The 2021/22 school year marks the 7th offering of this unique class where students have an opportunity to not only learn about Natural Resources and how they affect us, but also about the design characteristics of specialized research vessels and traditional watercraft from the past and in many cases, still in use. By year's end, each student will have built a solo watercraft (specifically a Cajun pirogue) which they will take on a spring trip and take home at no cost.
Building our Boats
The picture to the right is actually the first picture of a slideshow that follows the student's progress as they continue to construct their pirogues. You can play this as a slideshow or click through the pictures manually. As the pirogues enter new stages of construction, new pictures will be added.
MiCorp Water Quality Monitoring Program
This fall we added another year of macroinvertebrate correlation data to the state's water quality data of the Slapneck River.
Stylish and safe paddlers
Hitting the Water
In late May all of the students carried their boats to the school's Quarry Pond for their maiden voyage. All students remained upright and began learning how to handle their craft.
On June 2nd we were finally all able to take our annual spring trip on the Au Train Basin. The weather was great, the campfire food was good, the bugs weren't too bad, and everybody had a successful trip.
Our Finished Boats
All 15 student boats, paddles, and seats are constructed and painted with their creative designs. We look forward to our spring-time Natural Resource projects and paddling trip on the Au Train Basin.
Wildlife Corridors and Carbon Sequestration Project
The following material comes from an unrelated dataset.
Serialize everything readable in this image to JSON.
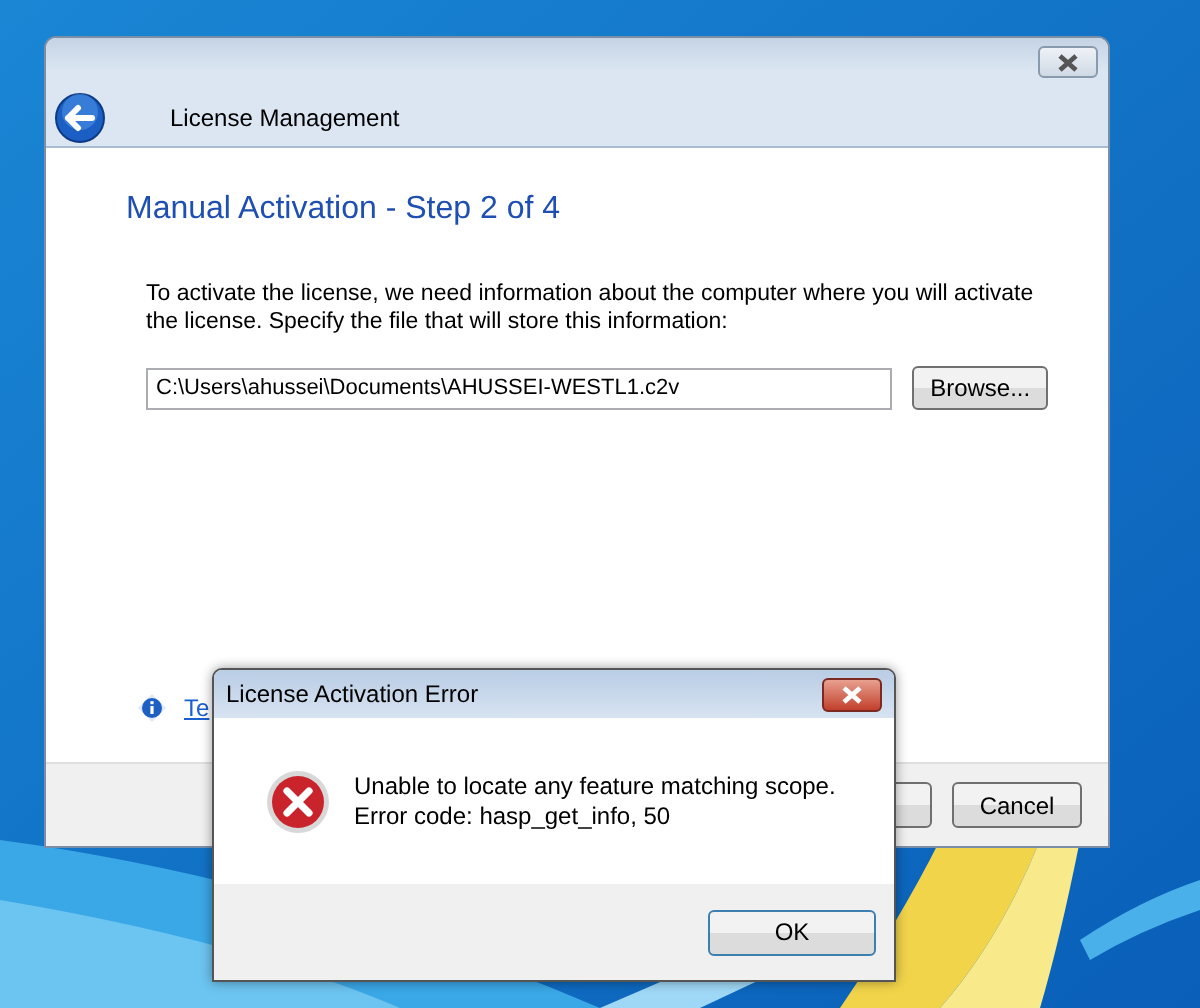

With the financial help of a grant through the Superior Watershed Partnership, we were able to purchase more than 2000 tree seedlings from Rumely's Evergreen Nursery. Bur Oak, Red Pine and White Pine were planted in a thinly wooded valley portion of our school forest. The class taught short lessons to 4 elementary classes about the services trees provide for us then helped each of them plant a few. As these trees grow, they will add much needed specie diversity, increased wildlife habitat and carbon sequestration to our maple forest.